(Items from a dataset)
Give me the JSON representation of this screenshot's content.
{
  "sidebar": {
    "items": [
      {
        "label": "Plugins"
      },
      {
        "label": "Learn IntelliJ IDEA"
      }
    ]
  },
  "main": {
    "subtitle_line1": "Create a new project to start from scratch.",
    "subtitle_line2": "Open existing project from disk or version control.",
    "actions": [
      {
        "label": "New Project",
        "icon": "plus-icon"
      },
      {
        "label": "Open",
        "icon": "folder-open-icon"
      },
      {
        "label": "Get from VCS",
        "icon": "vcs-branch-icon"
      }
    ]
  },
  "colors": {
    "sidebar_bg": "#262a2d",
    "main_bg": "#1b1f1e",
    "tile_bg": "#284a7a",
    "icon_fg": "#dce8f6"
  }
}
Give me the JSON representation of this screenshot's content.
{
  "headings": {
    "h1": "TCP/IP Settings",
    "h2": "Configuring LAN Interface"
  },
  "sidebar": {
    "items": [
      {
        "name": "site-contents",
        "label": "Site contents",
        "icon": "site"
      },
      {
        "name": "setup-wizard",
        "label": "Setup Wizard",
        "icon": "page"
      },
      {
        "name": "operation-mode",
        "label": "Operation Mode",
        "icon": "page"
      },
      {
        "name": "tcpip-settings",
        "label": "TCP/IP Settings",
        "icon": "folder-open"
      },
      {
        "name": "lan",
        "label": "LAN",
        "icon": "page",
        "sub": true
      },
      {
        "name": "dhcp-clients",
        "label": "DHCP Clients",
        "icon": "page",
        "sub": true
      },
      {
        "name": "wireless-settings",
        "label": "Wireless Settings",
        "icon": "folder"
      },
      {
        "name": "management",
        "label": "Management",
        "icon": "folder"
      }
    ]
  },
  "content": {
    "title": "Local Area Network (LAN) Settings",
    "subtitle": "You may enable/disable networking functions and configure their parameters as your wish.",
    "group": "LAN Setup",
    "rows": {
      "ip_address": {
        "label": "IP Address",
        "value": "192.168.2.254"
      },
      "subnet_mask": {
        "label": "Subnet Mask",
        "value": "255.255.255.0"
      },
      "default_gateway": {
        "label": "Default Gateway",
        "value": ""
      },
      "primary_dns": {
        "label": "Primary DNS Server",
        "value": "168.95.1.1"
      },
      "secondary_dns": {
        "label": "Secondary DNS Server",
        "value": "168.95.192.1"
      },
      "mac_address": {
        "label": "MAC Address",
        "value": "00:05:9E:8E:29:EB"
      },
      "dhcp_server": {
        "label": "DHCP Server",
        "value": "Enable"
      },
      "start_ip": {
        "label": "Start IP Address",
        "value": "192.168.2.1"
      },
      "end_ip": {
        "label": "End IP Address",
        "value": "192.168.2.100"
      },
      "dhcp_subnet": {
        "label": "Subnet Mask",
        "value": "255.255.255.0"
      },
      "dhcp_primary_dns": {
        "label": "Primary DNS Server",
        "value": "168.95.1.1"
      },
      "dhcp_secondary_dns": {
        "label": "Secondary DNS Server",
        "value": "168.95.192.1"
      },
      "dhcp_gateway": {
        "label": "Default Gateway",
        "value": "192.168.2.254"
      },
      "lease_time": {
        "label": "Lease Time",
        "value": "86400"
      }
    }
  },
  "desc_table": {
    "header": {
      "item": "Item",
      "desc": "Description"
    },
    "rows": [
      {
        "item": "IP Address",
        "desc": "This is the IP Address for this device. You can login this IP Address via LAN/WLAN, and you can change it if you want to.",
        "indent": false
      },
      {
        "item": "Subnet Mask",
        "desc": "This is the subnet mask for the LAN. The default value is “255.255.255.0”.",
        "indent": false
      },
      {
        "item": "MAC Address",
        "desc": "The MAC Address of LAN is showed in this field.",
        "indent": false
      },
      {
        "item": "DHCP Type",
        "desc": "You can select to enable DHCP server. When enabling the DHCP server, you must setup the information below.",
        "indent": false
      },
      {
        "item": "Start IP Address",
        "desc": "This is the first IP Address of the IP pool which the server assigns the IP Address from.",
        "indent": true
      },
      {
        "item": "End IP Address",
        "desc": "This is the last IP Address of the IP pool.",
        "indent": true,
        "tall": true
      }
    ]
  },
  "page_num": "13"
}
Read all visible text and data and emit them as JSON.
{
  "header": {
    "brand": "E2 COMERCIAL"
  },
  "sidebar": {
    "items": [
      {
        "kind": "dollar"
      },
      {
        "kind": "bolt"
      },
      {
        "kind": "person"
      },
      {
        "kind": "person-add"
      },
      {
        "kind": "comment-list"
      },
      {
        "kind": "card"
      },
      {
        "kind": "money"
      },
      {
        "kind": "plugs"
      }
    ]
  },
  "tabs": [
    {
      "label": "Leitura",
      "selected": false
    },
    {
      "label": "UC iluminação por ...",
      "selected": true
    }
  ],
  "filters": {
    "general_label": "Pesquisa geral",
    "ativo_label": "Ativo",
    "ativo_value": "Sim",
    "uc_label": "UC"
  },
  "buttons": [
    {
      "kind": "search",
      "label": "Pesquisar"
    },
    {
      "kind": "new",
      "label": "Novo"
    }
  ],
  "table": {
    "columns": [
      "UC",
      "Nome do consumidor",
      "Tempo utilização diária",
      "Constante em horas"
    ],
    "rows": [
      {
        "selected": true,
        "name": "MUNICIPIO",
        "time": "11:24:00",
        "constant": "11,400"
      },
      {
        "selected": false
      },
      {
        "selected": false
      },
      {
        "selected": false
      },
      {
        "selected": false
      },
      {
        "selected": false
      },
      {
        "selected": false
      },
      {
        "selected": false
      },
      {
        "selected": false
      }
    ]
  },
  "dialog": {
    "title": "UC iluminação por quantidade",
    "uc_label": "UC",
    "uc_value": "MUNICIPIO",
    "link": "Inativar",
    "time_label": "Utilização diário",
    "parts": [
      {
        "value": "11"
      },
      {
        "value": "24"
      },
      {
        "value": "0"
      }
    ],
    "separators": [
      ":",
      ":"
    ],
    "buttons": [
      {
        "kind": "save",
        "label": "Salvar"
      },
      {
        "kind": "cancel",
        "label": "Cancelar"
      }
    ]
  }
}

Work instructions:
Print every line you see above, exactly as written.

Exercise result:
Give me the JSON representation of this screenshot's content.
{
  "sidebar": {
    "items": [
      {
        "label": "Plugins"
      },
      {
        "label": "Learn IntelliJ IDEA"
      }
    ]
  },
  "main": {
    "subtitle_line1": "Create a new project to start from scratch.",
    "subtitle_line2": "Open existing project from disk or version control.",
    "actions": [
      {
        "label": "New Project",
        "icon": "plus-icon"
      },
      {
        "label": "Open",
        "icon": "folder-open-icon"
      },
      {
        "label": "Get from VCS",
        "icon": "vcs-branch-icon"
      }
    ]
  },
  "colors": {
    "sidebar_bg": "#262a2d",
    "main_bg": "#1b1f1e",
    "tile_bg": "#284a7a",
    "icon_fg": "#dce8f6"
  }
}
Give me the JSON representation of this screenshot's content.
{
  "headings": {
    "h1": "TCP/IP Settings",
    "h2": "Configuring LAN Interface"
  },
  "sidebar": {
    "items": [
      {
        "name": "site-contents",
        "label": "Site contents",
        "icon": "site"
      },
      {
        "name": "setup-wizard",
        "label": "Setup Wizard",
        "icon": "page"
      },
      {
        "name": "operation-mode",
        "label": "Operation Mode",
        "icon": "page"
      },
      {
        "name": "tcpip-settings",
        "label": "TCP/IP Settings",
        "icon": "folder-open"
      },
      {
        "name": "lan",
        "label": "LAN",
        "icon": "page",
        "sub": true
      },
      {
        "name": "dhcp-clients",
        "label": "DHCP Clients",
        "icon": "page",
        "sub": true
      },
      {
        "name": "wireless-settings",
        "label": "Wireless Settings",
        "icon": "folder"
      },
      {
        "name": "management",
        "label": "Management",
        "icon": "folder"
      }
    ]
  },
  "content": {
    "title": "Local Area Network (LAN) Settings",
    "subtitle": "You may enable/disable networking functions and configure their parameters as your wish.",
    "group": "LAN Setup",
    "rows": {
      "ip_address": {
        "label": "IP Address",
        "value": "192.168.2.254"
      },
      "subnet_mask": {
        "label": "Subnet Mask",
        "value": "255.255.255.0"
      },
      "default_gateway": {
        "label": "Default Gateway",
        "value": ""
      },
      "primary_dns": {
        "label": "Primary DNS Server",
        "value": "168.95.1.1"
      },
      "secondary_dns": {
        "label": "Secondary DNS Server",
        "value": "168.95.192.1"
      },
      "mac_address": {
        "label": "MAC Address",
        "value": "00:05:9E:8E:29:EB"
      },
      "dhcp_server": {
        "label": "DHCP Server",
        "value": "Enable"
      },
      "start_ip": {
        "label": "Start IP Address",
        "value": "192.168.2.1"
      },
      "end_ip": {
        "label": "End IP Address",
        "value": "192.168.2.100"
      },
      "dhcp_subnet": {
        "label": "Subnet Mask",
        "value": "255.255.255.0"
      },
      "dhcp_primary_dns": {
        "label": "Primary DNS Server",
        "value": "168.95.1.1"
      },
      "dhcp_secondary_dns": {
        "label": "Secondary DNS Server",
        "value": "168.95.192.1"
      },
      "dhcp_gateway": {
        "label": "Default Gateway",
        "value": "192.168.2.254"
      },
      "lease_time": {
        "label": "Lease Time",
        "value": "86400"
      }
    }
  },
  "desc_table": {
    "header": {
      "item": "Item",
      "desc": "Description"
    },
    "rows": [
      {
        "item": "IP Address",
        "desc": "This is the IP Address for this device. You can login this IP Address via LAN/WLAN, and you can change it if you want to.",
        "indent": false
      },
      {
        "item": "Subnet Mask",
        "desc": "This is the subnet mask for the LAN. The default value is “255.255.255.0”.",
        "indent": false
      },
      {
        "item": "MAC Address",
        "desc": "The MAC Address of LAN is showed in this field.",
        "indent": false
      },
      {
        "item": "DHCP Type",
        "desc": "You can select to enable DHCP server. When enabling the DHCP server, you must setup the information below.",
        "indent": false
      },
      {
        "item": "Start IP Address",
        "desc": "This is the first IP Address of the IP pool which the server assigns the IP Address from.",
        "indent": true
      },
      {
        "item": "End IP Address",
        "desc": "This is the last IP Address of the IP pool.",
        "indent": true,
        "tall": true
      }
    ]
  },
  "page_num": "13"
}
Read all visible text and data and emit them as JSON.
{
  "header": {
    "brand": "E2 COMERCIAL"
  },
  "sidebar": {
    "items": [
      {
        "kind": "dollar"
      },
      {
        "kind": "bolt"
      },
      {
        "kind": "person"
      },
      {
        "kind": "person-add"
      },
      {
        "kind": "comment-list"
      },
      {
        "kind": "card"
      },
      {
        "kind": "money"
      },
      {
        "kind": "plugs"
      }
    ]
  },
  "tabs": [
    {
      "label": "Leitura",
      "selected": false
    },
    {
      "label": "UC iluminação por ...",
      "selected": true
    }
  ],
  "filters": {
    "general_label": "Pesquisa geral",
    "ativo_label": "Ativo",
    "ativo_value": "Sim",
    "uc_label": "UC"
  },
  "buttons": [
    {
      "kind": "search",
      "label": "Pesquisar"
    },
    {
      "kind": "new",
      "label": "Novo"
    }
  ],
  "table": {
    "columns": [
      "UC",
      "Nome do consumidor",
      "Tempo utilização diária",
      "Constante em horas"
    ],
    "rows": [
      {
        "selected": true,
        "name": "MUNICIPIO",
        "time": "11:24:00",
        "constant": "11,400"
      },
      {
        "selected": false
      },
      {
        "selected": false
      },
      {
        "selected": false
      },
      {
        "selected": false
      },
      {
        "selected": false
      },
      {
        "selected": false
      },
      {
        "selected": false
      },
      {
        "selected": false
      }
    ]
  },
  "dialog": {
    "title": "UC iluminação por quantidade",
    "uc_label": "UC",
    "uc_value": "MUNICIPIO",
    "link": "Inativar",
    "time_label": "Utilização diário",
    "parts": [
      {
        "value": "11"
      },
      {
        "value": "24"
      },
      {
        "value": "0"
      }
    ],
    "separators": [
      ":",
      ":"
    ],
    "buttons": [
      {
        "kind": "save",
        "label": "Salvar"
      },
      {
        "kind": "cancel",
        "label": "Cancelar"
      }
    ]
  }
}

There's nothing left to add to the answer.